The 1998 Human Rights Act came into force just over 20 years ago in October 2000, significantly improving the protection of human rights in common law, statute, EU and international law. Justice Secretary Dominic Raab has confirmed plans to replace it with a UK Bill of Rights.
What the government is proposing is not merely an “update” of the Human Rights Act, as claimed in the 2019 Conservative Party manifesto. Rather, it is a broad view of a fundamental feature of the British Constitution.
Among other things, it will reduce the power of British judges where legislation is incompatible with the European Convention on Human Rights and limit important duties such as the positive duty to protect life. It would also jeopardize the UK’s membership of the European Convention on Human Rights by empowering the British courts and parliament not to comply with rulings of the European Court of Human Rights.
For other democracies, the process of changing such an important feature of the constitution is likely to take years, and will involve constitutional conventions, public consultation, a referendum or special parliamentary majorities. With the government’s current majority, the Human Rights Act can be repealed in less than a year.
The UK is unusual in that it has no codified constitution. Consequently, constitutional change does not follow any established, or legally enforceable, process. The most common method is through the law of parliament – for example, the EU withdrawal law in 2018.
Before the parliamentary stages, there is usually a lot of debate and consultation. The Human Rights Act itself was preceded by a detailed government consultation document, cross-party agreement between Labor and the Liberal Democrats, and many years of discussion by academics, judges, politicians and journalists.
For the government to submit a previously unpublished 44-page constitutional bill to parliament and conduct the second reading debate the next day – as it does with the Bill of Rights Bill – is unprecedented. The content of the bill will make it much more difficult for people to claim their human rights in the UK. But just as worrying is the government’s authoritarian method of bringing about this constitutional change.
The Conservative Party has waged a long campaign against the Human Rights Act. Its replacement was a feature of the 2010 and 2015 election manifestos, and although the Conservatives formed a government in 2015, the repeal did not proceed. a 2014 consultation document and leaked plans in 2015 are remarkably similar to the latest announcement. These include the reaffirmation of parliamentary sovereignty, the UK’s distance from the European Court of Human Rights and the restriction of human rights for various groups, including prisoners and foreign nationals.
During this long campaign, no balanced arguments have been put forward for or against replacing the Human Rights Act with a Bill of Rights.

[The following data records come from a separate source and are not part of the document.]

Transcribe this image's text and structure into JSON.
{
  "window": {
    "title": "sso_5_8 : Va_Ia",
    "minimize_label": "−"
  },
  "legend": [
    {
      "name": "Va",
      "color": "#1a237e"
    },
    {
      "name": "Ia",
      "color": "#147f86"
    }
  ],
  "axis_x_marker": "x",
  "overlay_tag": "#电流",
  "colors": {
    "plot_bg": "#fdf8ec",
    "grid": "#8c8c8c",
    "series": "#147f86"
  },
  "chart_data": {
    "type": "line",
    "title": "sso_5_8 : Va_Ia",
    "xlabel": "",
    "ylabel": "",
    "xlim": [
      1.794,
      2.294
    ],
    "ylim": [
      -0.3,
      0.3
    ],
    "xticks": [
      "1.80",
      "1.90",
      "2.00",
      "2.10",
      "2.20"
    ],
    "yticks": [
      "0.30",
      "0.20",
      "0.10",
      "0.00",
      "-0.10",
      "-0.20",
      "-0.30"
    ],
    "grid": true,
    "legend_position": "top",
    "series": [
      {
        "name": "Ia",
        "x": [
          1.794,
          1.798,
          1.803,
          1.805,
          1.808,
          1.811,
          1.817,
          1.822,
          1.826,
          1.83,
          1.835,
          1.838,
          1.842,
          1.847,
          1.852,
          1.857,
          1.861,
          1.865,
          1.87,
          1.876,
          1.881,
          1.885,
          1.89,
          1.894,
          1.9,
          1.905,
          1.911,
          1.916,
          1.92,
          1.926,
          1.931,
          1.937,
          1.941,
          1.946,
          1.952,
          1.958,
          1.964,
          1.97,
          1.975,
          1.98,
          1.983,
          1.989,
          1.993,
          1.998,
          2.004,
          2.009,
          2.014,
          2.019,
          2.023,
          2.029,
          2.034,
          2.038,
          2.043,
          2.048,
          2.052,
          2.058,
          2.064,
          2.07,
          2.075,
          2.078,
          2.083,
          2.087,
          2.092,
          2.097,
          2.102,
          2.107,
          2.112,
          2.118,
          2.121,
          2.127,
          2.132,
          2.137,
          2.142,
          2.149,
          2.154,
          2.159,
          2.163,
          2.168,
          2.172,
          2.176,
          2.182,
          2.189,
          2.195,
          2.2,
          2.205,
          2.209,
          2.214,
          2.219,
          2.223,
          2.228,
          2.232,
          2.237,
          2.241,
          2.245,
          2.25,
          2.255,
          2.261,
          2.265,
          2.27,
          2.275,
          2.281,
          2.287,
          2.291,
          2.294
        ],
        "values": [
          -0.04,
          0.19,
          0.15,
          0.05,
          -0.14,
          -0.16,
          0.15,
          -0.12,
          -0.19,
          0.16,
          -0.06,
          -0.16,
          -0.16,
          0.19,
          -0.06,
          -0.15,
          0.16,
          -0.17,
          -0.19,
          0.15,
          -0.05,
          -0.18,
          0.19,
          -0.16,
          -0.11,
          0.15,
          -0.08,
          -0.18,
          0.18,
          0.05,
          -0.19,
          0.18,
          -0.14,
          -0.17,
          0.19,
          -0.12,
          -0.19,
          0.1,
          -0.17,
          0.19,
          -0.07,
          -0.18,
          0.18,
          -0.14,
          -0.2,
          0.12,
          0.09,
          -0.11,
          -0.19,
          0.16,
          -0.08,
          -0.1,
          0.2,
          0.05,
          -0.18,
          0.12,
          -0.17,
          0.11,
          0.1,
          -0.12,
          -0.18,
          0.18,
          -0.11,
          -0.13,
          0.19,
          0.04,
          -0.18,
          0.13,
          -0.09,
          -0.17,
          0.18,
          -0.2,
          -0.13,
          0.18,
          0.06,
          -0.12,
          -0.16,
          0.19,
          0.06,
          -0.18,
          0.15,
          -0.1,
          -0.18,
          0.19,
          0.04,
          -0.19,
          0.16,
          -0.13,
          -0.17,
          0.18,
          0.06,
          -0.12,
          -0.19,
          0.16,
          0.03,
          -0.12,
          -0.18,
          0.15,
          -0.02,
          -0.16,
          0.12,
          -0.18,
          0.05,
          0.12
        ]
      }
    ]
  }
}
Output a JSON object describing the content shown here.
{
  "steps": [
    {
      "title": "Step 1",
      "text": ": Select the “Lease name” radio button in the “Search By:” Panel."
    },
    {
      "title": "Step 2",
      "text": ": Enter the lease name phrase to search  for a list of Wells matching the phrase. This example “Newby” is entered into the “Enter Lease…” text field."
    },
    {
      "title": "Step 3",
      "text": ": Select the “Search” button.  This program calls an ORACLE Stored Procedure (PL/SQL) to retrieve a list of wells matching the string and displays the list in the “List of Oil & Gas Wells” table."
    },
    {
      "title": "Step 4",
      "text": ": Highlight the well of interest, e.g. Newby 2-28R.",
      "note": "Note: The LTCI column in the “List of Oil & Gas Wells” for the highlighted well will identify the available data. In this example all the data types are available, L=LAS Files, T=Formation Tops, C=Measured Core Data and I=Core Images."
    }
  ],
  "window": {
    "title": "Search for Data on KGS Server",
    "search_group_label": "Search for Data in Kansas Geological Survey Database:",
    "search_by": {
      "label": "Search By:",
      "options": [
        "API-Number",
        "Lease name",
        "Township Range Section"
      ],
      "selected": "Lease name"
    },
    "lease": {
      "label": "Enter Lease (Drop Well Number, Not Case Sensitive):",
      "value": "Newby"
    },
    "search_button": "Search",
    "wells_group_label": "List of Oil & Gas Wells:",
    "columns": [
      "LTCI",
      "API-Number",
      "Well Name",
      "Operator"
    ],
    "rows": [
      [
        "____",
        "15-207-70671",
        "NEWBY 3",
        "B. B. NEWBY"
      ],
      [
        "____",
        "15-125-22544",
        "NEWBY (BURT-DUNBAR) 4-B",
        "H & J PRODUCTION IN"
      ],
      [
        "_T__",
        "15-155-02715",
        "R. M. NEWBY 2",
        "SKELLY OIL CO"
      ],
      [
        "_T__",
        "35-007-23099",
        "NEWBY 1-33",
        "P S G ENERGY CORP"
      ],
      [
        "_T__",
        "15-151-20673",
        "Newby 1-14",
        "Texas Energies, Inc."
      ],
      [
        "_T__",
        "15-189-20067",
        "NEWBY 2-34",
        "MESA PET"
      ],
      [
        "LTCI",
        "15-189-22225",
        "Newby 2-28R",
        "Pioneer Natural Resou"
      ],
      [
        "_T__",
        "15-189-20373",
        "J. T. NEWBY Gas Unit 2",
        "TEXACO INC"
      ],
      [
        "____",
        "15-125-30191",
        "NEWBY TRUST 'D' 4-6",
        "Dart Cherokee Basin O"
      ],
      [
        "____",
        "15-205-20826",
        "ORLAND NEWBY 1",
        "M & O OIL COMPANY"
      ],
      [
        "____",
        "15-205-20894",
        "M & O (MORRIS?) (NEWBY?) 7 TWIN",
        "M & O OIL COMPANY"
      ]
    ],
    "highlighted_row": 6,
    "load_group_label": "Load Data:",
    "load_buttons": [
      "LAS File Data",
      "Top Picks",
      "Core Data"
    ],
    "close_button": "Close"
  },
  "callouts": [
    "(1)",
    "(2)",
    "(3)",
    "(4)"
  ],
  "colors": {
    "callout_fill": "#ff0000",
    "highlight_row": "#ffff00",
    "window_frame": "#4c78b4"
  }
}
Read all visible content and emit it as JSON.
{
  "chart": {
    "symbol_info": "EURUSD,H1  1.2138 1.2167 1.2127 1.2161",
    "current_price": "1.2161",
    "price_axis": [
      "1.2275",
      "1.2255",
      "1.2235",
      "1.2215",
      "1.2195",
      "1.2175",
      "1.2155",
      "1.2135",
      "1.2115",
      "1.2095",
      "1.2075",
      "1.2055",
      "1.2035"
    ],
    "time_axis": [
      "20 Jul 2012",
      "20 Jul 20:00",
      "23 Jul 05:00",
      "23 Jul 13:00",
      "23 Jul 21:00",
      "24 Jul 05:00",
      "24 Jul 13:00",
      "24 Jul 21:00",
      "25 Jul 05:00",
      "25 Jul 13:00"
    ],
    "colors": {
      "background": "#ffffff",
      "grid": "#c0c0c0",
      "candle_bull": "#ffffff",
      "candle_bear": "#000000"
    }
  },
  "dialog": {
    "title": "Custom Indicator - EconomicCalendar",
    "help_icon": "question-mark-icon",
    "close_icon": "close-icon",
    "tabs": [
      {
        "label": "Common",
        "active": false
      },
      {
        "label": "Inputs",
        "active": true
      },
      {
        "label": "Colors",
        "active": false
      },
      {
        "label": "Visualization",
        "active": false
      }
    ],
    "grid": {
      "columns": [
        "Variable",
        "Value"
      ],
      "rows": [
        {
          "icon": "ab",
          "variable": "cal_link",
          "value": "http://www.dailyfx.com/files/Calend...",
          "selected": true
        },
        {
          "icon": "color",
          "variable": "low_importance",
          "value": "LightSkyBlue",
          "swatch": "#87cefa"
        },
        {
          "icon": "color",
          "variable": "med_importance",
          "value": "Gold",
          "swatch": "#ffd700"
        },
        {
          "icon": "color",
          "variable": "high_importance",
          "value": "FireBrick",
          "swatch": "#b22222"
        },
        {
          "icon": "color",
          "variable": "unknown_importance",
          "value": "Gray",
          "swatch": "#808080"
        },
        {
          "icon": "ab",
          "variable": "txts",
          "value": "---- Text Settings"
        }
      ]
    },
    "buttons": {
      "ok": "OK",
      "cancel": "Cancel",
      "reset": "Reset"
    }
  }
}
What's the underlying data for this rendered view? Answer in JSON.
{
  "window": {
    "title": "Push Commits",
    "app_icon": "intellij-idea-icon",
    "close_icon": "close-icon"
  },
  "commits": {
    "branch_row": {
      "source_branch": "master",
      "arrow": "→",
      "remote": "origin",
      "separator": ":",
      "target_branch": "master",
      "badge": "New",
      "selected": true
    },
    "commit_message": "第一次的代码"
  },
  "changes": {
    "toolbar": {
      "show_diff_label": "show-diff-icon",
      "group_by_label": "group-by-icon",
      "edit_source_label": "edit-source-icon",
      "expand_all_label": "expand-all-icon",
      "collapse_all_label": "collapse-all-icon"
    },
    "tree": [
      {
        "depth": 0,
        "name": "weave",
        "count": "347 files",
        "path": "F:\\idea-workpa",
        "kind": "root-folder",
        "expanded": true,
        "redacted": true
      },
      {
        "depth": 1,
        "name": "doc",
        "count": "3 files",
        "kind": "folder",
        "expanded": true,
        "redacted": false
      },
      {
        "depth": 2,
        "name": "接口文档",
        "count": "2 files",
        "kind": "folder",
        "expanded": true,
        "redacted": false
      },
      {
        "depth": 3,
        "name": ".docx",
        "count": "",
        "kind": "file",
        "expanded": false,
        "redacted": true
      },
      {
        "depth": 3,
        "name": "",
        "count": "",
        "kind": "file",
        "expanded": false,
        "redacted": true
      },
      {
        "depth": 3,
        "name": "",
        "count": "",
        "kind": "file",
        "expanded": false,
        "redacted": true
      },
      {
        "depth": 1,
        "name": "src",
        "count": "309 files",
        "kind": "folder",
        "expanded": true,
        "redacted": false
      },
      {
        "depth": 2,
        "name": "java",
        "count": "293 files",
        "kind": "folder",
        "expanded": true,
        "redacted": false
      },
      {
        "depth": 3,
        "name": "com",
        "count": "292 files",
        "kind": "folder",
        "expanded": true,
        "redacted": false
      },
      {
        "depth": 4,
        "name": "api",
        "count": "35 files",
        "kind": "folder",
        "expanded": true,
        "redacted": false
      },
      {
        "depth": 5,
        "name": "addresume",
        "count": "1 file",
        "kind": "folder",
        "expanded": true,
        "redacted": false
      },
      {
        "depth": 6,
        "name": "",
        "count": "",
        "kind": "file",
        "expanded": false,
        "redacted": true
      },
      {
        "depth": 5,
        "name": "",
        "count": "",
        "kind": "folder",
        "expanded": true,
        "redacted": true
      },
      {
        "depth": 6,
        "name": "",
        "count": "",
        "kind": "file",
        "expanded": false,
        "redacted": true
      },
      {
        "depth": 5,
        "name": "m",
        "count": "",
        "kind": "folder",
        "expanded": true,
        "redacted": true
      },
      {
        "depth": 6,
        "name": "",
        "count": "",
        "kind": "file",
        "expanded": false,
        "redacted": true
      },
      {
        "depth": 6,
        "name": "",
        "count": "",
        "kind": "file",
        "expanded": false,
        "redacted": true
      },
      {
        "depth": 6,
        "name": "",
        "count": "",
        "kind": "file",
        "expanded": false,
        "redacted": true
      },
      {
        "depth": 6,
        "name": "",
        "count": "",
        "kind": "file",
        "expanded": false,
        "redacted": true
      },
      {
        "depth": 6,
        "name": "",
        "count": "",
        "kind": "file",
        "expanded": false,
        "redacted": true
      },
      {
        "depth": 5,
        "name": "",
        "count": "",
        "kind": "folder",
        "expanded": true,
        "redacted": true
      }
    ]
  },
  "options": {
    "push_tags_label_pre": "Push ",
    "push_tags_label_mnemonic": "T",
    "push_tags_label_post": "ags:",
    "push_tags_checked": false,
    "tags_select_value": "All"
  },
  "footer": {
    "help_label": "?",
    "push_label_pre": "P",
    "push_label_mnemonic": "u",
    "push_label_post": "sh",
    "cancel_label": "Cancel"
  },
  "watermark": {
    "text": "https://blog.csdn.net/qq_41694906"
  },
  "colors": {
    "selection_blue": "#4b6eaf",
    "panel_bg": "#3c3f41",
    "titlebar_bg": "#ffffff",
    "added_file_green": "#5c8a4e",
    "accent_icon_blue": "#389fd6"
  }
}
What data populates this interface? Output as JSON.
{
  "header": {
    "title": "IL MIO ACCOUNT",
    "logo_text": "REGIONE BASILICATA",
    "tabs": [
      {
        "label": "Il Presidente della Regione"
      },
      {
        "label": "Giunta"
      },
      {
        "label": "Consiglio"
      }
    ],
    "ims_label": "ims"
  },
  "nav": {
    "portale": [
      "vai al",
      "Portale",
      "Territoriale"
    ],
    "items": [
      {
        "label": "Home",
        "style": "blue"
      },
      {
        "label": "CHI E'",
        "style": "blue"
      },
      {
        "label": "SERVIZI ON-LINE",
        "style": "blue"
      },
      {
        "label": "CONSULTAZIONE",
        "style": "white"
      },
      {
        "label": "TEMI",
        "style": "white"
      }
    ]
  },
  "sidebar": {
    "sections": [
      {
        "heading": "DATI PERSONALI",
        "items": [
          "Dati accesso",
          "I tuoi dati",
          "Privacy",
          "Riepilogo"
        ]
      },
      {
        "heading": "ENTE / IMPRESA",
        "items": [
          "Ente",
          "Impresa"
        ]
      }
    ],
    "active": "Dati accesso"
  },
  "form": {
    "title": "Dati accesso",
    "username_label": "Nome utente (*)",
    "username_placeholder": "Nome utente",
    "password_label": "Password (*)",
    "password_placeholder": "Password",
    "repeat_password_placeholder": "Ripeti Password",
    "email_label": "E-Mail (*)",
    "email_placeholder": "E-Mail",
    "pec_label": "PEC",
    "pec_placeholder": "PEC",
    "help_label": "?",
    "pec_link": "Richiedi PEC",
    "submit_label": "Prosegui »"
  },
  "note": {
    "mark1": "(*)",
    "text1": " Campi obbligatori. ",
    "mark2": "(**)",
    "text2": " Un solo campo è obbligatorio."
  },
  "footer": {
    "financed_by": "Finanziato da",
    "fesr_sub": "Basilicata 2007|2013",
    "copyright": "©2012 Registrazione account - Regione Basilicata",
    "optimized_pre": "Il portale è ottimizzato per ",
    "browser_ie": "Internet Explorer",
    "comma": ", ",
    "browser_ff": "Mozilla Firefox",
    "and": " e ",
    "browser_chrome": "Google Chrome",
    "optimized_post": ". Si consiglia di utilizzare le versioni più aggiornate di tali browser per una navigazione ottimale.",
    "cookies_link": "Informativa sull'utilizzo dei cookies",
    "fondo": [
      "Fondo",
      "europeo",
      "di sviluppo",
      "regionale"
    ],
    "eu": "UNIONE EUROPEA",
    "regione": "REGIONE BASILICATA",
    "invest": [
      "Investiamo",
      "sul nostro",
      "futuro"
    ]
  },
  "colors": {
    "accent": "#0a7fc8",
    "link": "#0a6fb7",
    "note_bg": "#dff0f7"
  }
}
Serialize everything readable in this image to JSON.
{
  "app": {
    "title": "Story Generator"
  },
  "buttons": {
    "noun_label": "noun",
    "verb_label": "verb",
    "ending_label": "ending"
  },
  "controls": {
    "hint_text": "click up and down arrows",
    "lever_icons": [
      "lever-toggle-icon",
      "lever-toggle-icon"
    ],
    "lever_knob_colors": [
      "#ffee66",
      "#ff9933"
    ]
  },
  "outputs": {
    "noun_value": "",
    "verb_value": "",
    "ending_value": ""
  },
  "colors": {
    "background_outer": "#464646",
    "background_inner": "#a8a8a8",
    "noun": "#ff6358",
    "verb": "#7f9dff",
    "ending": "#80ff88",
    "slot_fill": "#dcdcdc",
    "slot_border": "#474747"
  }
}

There is no overarching goal, such as ensuring more effective human rights violations, or addressing new challenges such as climate change.
The focus was rather on the pursuit of ideological goals – the restoration of national pride, sovereignty and democracy, and the return to much better times. While such ideological arguments are likely to be popular with sections of the public, they should not be the driving force behind the overhaul of human rights legislation.
The Ministry of Justice’s consultation document for the Bill of Rights refers to a “long, proud and diverse history of freedom”, saying that common law has been “stifled by the current framework for human rights law”. The recent ruling by the European Court of Human Rights that prevented the plane of asylum seekers on their way to Rwanda to take off has played into these themes.
The government’s approach suggests that those who benefit from the current Human Rights Act will be brought into line with their rights by the new Bill of Rights, reduced or more difficult to access. This includes prisoners, benefit recipients, immigrants and asylum seekers.
The consultation states that lawyers have brought “undeserved” claims that require “significant amounts of taxpayers’ money”, and that national judges have made the law “uncertain”, involved the government in “expensive litigation” and put the public at “additional risk”. . .
Another feature of authoritarianism involves state control of information. It was difficult for the public to access neutral, balanced information explaining the impact of the proposed changes. Even for experts, the 118-page consultation is difficult to understand and full of evidence-based conclusions. The public interest is not mentioned, and it is not clear who will benefit from the proposals.
Do you follow Russia’s example?
The recent increase in populism means that constitutional change in many states is not approached with public interest as a goal. Take Russia as an example. In 2020, Russia amended its constitution and gave its constitutional court the power to overturn rulings of the European Court of Human Rights. Following the invasion of Ukraine, and the exclusion of the Council of Europe in March 2022, its legislature has now voted to end the court’s jurisdiction.
Authoritarian methods of bringing about constitutional change are unbalanced, and are used when there is a risk that formal and balanced methods will not deliver the government’s desired outcome. In short, should the government facilitate a balanced and rigorous debate, there is a risk that the outcome could go either way – as the recent 2016 referendum on EU membership illustrated.
Human rights are about more than sovereignty, nationalism and nostalgia. When it needs to be taken away, it is important that the resources and legitimacy of the state are utilized to make sure everyone understands how the proposed changes are going to affect them. The people of the UK earn much more than they have been given.